:: EXERCISE DATA

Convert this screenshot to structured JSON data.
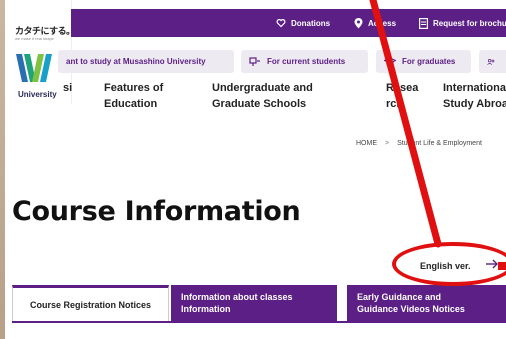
{
  "logo": {
    "tagline": "カタチにする。",
    "sub": "we make it real shape",
    "univ": "University"
  },
  "topbar": {
    "donations": "Donations",
    "access": "Access",
    "brochure": "Request for brochu"
  },
  "pills": {
    "study": "ant to study at Musashino University",
    "current": "For current students",
    "graduates": "For graduates"
  },
  "nav": {
    "item1": "si",
    "item2a": "Features of",
    "item2b": "Education",
    "item3a": "Undergraduate and",
    "item3b": "Graduate Schools",
    "item4a": "Resea",
    "item4b": "rch",
    "item5a": "International",
    "item5b": "Study Abroa"
  },
  "breadcrumb": {
    "home": "HOME",
    "sep": ">",
    "current": "Student Life & Employment"
  },
  "page": {
    "title": "Course Information",
    "english": "English ver."
  },
  "tabs": {
    "t1": "Course Registration Notices",
    "t2a": "Information about classes",
    "t2b": "Information",
    "t3a": "Early Guidance and",
    "t3b": "Guidance Videos Notices"
  },
  "colors": {
    "brand": "#5b1f86",
    "annotation": "#e01010"
  }
}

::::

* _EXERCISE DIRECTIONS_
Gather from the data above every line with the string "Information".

* _ANSWER FOR THIS EXERCISE_
    "title": "Course Information",
    "t2a": "Information about classes",
    "t2b": "Information",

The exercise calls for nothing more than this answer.